Author: Sarah Clews
I’ve been tempted to believe I am one of those people who will be betrayed. I feel it has tried to be the theme for my last year or so. People I thought were my friends really weren’t, and those I thought I could trust proved me wrong. I shouldn’t be surprised. We live in a fallen world with a fallen nature. But after you’ve given so much to something or someone, often at no cost, and then those you have come along side burn you, it’s hard to not feel hurt. I’m sure I am not alone. Many have felt the pain of turning in trust and then being stabbed in the back.
It’s easy for me to take on the identity of a hurt person, but I find that only leads to more turmoil. When hurting, my shoulders slump as I physically try to protect myself from these emotional wounds. I withdraw, shying away from social events and finding myself unable to trust even those I rationally know I can trust. I find myself overwhelmed by paranoia and anxiety.
Recently, while driving around town, I was thinking over the last year and touching on some of the hurts I had experienced. I don’t want to be this bitter, walled off person, but it’s hard when you feel like you’re being burned over and over.
I thought of Jesus and the ways in which He was betrayed. His disciples, his 12 closest friends, wouldn’t even admit they knew him when stuff went down. One of his disciples, a friend of several years (Judas), sold him out to the Pharisees for money.
If there’s one thing I’ve learned over the last couple years, it’s that some people will cross lines they never thought they would for money. I doubt Judas started following Jesus knowing he would betray him.
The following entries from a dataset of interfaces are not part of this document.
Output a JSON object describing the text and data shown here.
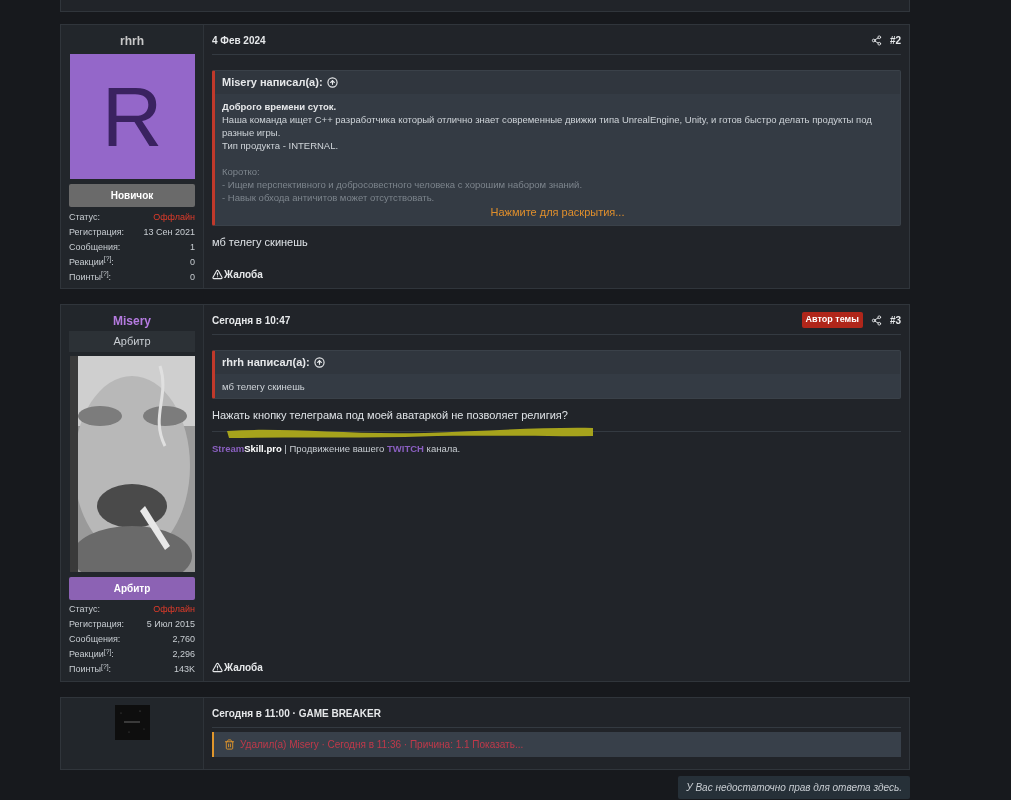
{
  "posts": [
    {
      "kind": "message",
      "author": {
        "name": "rhrh",
        "color": "#c8c8c8",
        "avatar": {
          "kind": "letter",
          "letter": "R"
        },
        "banner": {
          "text": "Новичок",
          "color": "#6a6a6a"
        }
      },
      "stats": [
        {
          "label": "Статус:",
          "value": "Оффлайн",
          "kind": "status"
        },
        {
          "label": "Регистрация:",
          "value": "13 Сен 2021",
          "kind": "plain"
        },
        {
          "label": "Сообщения:",
          "value": "1",
          "kind": "plain"
        },
        {
          "label": "Реакции$^{[?]}$:",
          "value": "0",
          "kind": "plain"
        },
        {
          "label": "Поинты$^{[?]}$:",
          "value": "0",
          "kind": "plain"
        }
      ],
      "date": "4 Фев 2024",
      "number": "#2",
      "quote": {
        "author": "Misery написал(а):",
        "lines": [
          {
            "text": "Доброго времени суток.",
            "bold": true,
            "faded": false
          },
          {
            "text": "Наша команда ищет C++ разработчика который отлично знает современные движки типа UnrealEngine, Unity, и готов быстро делать продукты под разные игры.",
            "bold": false,
            "faded": false
          },
          {
            "text": "Тип продукта - INTERNAL.",
            "bold": false,
            "faded": false
          },
          {
            "text": "Коротко:",
            "bold": false,
            "faded": true
          },
          {
            "text": "- Ищем перспективного и добросовестного человека с хорошим набором знаний.",
            "bold": false,
            "faded": true
          },
          {
            "text": "- Навык обхода античитов может отсутствовать.",
            "bold": false,
            "faded": true
          }
        ],
        "expand": "Нажмите для раскрытия..."
      },
      "body": "мб телегу скинешь",
      "report": "Жалоба"
    },
    {
      "kind": "message",
      "author": {
        "name": "Misery",
        "color": "#b57be0",
        "user_title": "Арбитр",
        "banner": {
          "text": "Арбитр",
          "color": "#8c62b4"
        }
      },
      "stats": [
        {
          "label": "Статус:",
          "value": "Оффлайн",
          "kind": "status"
        },
        {
          "label": "Регистрация:",
          "value": "5 Июл 2015",
          "kind": "plain"
        },
        {
          "label": "Сообщения:",
          "value": "2,760",
          "kind": "plain"
        },
        {
          "label": "Реакции$^{[?]}$:",
          "value": "2,296",
          "kind": "plain"
        },
        {
          "label": "Поинты$^{[?]}$:",
          "value": "143K",
          "kind": "plain"
        }
      ],
      "date": "Сегодня в 10:47",
      "author_badge": "Автор темы",
      "number": "#3",
      "quote": {
        "author": "rhrh написал(а):",
        "lines": [
          {
            "text": "мб телегу скинешь",
            "bold": false,
            "faded": false
          }
        ]
      },
      "body": "Нажать кнопку телеграма под моей аватаркой не позволяет религия?",
      "annotation": {
        "kind": "highlighter"
      },
      "signature": [
        {
          "text": "Stream",
          "kind": "brand"
        },
        {
          "text": "Skill.pro",
          "kind": "strong"
        },
        {
          "text": " | Продвижение вашего ",
          "kind": "plain"
        },
        {
          "text": "TWITCH",
          "kind": "brand"
        },
        {
          "text": " канала.",
          "kind": "plain"
        }
      ],
      "report": "Жалоба"
    },
    {
      "kind": "deleted",
      "date": "Сегодня в 11:00 · GAME BREAKER",
      "notice": "Удалил(а) Misery · Сегодня в 11:36 · Причина: 1.1 Показать..."
    }
  ],
  "notice": "У Вас недостаточно прав для ответа здесь."
}
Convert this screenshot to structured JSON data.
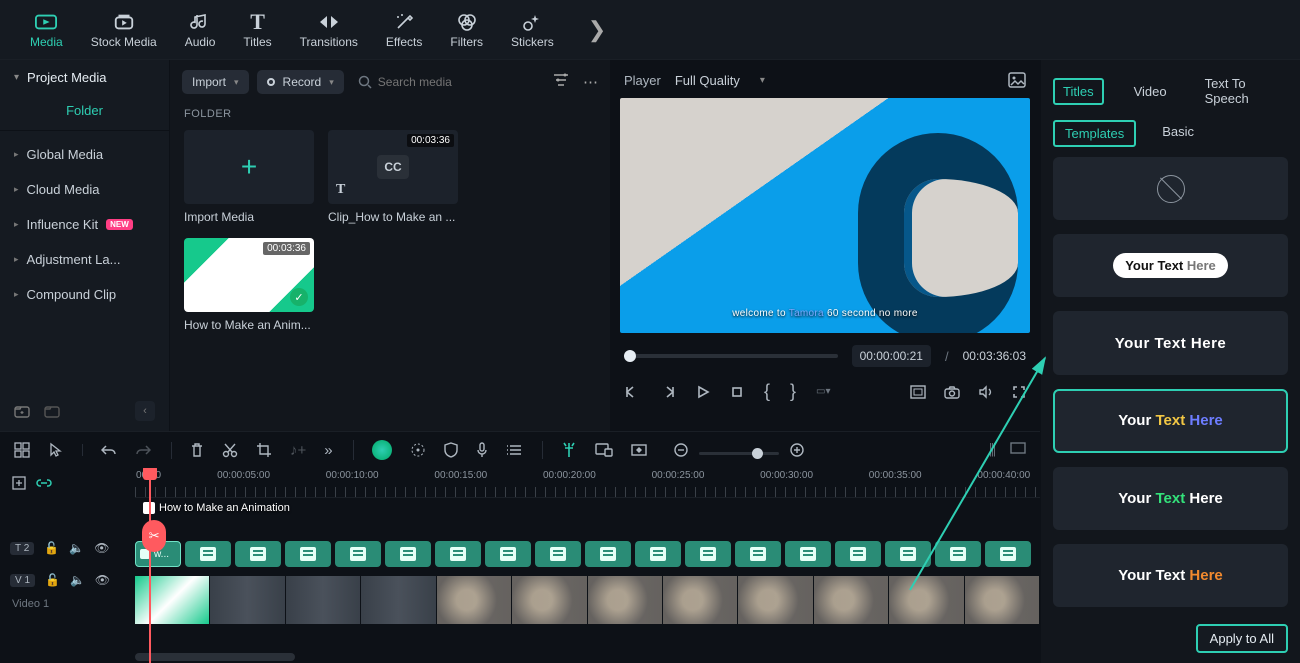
{
  "topnav": {
    "items": [
      {
        "label": "Media"
      },
      {
        "label": "Stock Media"
      },
      {
        "label": "Audio"
      },
      {
        "label": "Titles"
      },
      {
        "label": "Transitions"
      },
      {
        "label": "Effects"
      },
      {
        "label": "Filters"
      },
      {
        "label": "Stickers"
      }
    ]
  },
  "sidebar": {
    "project_media": "Project Media",
    "folder": "Folder",
    "items": [
      {
        "label": "Global Media"
      },
      {
        "label": "Cloud Media"
      },
      {
        "label": "Influence Kit",
        "badge": "NEW"
      },
      {
        "label": "Adjustment La..."
      },
      {
        "label": "Compound Clip"
      }
    ]
  },
  "library": {
    "import": "Import",
    "record": "Record",
    "search_placeholder": "Search media",
    "section": "FOLDER",
    "tiles": [
      {
        "caption": "Import Media",
        "kind": "import"
      },
      {
        "caption": "Clip_How to Make an ...",
        "kind": "cc",
        "duration": "00:03:36"
      },
      {
        "caption": "How to Make an Anim...",
        "kind": "howto",
        "duration": "00:03:36"
      }
    ]
  },
  "player": {
    "label": "Player",
    "quality": "Full Quality",
    "caption_pre": "welcome to ",
    "caption_brand": "Tamora",
    "caption_post": " 60 second no more",
    "current": "00:00:00:21",
    "sep": "/",
    "duration": "00:03:36:03"
  },
  "right": {
    "tabs": [
      "Titles",
      "Video",
      "Text To Speech"
    ],
    "subtabs": [
      "Templates",
      "Basic"
    ],
    "template_text": {
      "your": "Your",
      "text": "Text",
      "here": "Here"
    },
    "apply_all": "Apply to All"
  },
  "timeline": {
    "ruler": [
      "00:00",
      "00:00:05:00",
      "00:00:10:00",
      "00:00:15:00",
      "00:00:20:00",
      "00:00:25:00",
      "00:00:30:00",
      "00:00:35:00",
      "00:00:40:00"
    ],
    "title_track": {
      "name": "T",
      "count": "2",
      "first_clip": "w..."
    },
    "video_track": {
      "name": "V",
      "count": "1",
      "label": "Video 1",
      "clip_label": "How to Make an Animation"
    }
  }
}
But when Jesus became an obstacle to potential riches, Judas did just that.
Judas, the great betrayer, wasn’t just an acquaintance. He was a disciple of Jesus who sat at his feet and KNEW Jesus was the Messiah. He sold out Jesus for about $600 (the modern day equivalent of 30 pieces of silver).
It’s important to remember that even if Judas didn’t know he would be the betrayer, Jesus did. He KNEW, and He loved him anyway.
When it comes down to it, this is what separates Christ followers from everyone else. It’s loving anyway, over and over again. Love is the first quality listed in Galatians when Paul talks about the fruit that should overflow out of believers.
“But the fruit of the Spirit is love…” Galatians 5:22
I have been hurt. And I have felt betrayed. Those feelings don’t magically go away. I don’t have to live the rest of my life hurt. Instead, I can choose love. I will love anyway, in spite of it all, because loving with the kind of love Jesus is all about is what brings freedom to the betrayed, change to a broken world, and hope to those who have been hurt.
Readers, Where can you choose love today?
Sarah Clews is a wife, mother of two little girls, writer and prolific reader. You can find more of her writing at Just Little Things. Interested in submitting your work? Check out our submissions page.